Exercise goal:
Copy each line below in which the word "阴影图像" occurs.

***** Extracted records

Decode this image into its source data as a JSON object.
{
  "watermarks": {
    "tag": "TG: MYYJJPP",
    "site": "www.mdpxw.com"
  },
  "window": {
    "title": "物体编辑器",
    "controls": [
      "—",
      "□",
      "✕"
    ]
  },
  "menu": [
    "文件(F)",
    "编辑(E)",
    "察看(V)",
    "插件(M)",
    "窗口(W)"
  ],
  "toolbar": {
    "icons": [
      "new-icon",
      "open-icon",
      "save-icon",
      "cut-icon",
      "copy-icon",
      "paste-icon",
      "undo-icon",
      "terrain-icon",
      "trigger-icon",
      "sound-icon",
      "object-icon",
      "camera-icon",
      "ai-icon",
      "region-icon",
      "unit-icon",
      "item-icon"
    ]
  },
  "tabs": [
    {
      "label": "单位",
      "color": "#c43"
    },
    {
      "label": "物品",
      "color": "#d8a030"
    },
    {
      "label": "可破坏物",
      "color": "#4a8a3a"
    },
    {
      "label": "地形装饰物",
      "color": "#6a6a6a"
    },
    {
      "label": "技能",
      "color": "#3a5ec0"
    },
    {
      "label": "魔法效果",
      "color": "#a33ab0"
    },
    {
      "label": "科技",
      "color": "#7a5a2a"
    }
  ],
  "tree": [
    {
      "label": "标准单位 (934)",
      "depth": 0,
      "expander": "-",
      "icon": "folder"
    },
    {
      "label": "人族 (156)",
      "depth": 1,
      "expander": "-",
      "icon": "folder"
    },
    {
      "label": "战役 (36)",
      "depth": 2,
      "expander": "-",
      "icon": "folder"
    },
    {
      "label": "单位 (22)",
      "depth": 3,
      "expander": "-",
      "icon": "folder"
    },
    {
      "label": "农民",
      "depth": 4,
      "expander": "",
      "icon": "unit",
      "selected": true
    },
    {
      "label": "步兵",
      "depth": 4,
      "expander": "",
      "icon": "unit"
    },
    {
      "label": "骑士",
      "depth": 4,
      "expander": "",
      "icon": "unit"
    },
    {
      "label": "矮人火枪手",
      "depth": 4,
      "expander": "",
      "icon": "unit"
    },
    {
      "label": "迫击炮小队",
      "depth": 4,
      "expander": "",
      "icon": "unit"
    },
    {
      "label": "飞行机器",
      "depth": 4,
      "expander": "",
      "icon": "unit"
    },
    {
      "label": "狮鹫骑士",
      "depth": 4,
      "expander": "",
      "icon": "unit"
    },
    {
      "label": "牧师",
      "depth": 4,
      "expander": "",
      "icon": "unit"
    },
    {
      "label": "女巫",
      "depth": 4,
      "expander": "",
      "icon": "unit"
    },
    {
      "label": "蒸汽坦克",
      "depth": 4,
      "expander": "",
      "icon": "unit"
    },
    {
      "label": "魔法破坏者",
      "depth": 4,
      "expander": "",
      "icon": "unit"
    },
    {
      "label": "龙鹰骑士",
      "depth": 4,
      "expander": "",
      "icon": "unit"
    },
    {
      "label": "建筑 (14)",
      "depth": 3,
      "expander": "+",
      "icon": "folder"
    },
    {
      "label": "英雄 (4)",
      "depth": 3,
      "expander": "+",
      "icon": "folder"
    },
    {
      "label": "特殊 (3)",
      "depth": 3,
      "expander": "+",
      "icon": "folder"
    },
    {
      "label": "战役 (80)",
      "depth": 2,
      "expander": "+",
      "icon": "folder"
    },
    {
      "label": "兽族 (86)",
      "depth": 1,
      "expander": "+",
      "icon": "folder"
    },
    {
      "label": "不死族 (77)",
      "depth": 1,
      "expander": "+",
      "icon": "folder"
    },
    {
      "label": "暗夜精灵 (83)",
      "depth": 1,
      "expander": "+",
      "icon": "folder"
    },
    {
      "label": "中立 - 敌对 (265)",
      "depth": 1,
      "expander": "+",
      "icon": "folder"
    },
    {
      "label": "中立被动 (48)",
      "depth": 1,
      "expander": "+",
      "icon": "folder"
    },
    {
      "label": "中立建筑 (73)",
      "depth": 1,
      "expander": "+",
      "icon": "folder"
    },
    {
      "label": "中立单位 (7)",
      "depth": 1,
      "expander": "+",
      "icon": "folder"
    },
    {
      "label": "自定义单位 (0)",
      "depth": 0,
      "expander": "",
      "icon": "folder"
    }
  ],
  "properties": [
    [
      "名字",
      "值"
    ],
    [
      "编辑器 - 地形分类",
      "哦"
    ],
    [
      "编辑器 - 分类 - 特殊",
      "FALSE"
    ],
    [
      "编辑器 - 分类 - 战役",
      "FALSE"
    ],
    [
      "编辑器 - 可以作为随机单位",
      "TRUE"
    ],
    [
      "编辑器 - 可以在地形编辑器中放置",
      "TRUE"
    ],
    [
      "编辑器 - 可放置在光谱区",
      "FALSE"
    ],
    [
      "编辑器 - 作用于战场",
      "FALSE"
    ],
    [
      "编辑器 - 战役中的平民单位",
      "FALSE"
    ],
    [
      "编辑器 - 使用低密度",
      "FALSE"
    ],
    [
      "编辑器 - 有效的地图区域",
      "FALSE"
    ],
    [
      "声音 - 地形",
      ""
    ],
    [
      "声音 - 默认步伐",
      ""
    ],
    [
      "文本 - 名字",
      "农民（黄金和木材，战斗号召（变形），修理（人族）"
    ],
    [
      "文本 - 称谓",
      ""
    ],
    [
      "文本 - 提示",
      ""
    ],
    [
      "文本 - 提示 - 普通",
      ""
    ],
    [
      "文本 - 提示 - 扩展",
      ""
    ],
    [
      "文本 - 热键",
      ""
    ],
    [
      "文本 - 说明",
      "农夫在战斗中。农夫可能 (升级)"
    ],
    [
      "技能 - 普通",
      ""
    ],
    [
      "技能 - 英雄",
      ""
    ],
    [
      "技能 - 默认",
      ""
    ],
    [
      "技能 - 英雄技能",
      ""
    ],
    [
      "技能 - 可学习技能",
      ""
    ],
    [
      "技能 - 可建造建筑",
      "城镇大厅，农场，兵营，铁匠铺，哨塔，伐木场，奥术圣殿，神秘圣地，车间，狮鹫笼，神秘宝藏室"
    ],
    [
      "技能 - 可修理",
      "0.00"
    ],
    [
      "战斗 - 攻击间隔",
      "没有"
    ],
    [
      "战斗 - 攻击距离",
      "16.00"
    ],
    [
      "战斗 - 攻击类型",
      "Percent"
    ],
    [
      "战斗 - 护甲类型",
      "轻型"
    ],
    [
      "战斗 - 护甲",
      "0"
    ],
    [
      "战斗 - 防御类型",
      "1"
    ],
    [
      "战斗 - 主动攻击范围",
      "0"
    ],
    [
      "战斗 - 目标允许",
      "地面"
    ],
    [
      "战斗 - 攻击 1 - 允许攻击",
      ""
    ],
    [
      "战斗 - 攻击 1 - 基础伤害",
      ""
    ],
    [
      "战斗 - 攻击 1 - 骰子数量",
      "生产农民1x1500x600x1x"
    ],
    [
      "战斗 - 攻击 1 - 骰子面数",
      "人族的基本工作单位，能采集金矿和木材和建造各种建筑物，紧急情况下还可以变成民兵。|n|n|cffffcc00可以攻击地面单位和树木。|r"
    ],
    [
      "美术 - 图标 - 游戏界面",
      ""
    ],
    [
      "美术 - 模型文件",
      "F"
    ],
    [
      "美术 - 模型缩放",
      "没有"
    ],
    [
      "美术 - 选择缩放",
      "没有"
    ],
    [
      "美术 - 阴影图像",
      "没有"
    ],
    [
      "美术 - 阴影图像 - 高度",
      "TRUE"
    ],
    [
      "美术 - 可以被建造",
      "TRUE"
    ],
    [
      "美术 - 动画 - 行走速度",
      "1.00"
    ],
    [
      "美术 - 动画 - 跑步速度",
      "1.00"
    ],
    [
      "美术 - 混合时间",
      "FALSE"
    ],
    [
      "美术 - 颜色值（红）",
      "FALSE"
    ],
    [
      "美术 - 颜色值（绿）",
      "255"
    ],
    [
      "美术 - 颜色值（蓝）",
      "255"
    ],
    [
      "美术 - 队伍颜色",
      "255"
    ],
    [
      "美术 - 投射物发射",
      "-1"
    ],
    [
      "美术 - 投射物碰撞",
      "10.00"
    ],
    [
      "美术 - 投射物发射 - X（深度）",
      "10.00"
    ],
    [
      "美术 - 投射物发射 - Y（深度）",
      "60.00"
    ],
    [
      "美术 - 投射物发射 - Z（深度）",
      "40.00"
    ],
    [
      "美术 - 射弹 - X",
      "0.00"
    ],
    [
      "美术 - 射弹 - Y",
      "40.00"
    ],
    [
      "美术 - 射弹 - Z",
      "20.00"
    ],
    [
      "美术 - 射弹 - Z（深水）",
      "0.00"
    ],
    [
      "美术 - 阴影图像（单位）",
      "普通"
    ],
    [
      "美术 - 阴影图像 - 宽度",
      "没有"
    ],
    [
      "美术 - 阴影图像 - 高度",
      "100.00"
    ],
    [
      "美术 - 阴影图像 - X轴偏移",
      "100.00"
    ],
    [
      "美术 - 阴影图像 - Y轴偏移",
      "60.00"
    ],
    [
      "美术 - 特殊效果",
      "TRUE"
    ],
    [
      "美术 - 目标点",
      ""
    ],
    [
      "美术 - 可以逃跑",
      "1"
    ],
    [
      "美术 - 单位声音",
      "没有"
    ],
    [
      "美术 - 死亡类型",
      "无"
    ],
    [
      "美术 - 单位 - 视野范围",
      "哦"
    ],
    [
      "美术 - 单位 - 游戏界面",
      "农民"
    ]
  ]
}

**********

Expected output:
      "美术 - 阴影图像",
      "美术 - 阴影图像 - 高度",
      "美术 - 阴影图像（单位）",
      "美术 - 阴影图像 - 宽度",
      "美术 - 阴影图像 - 高度",
      "美术 - 阴影图像 - X轴偏移",
      "美术 - 阴影图像 - Y轴偏移",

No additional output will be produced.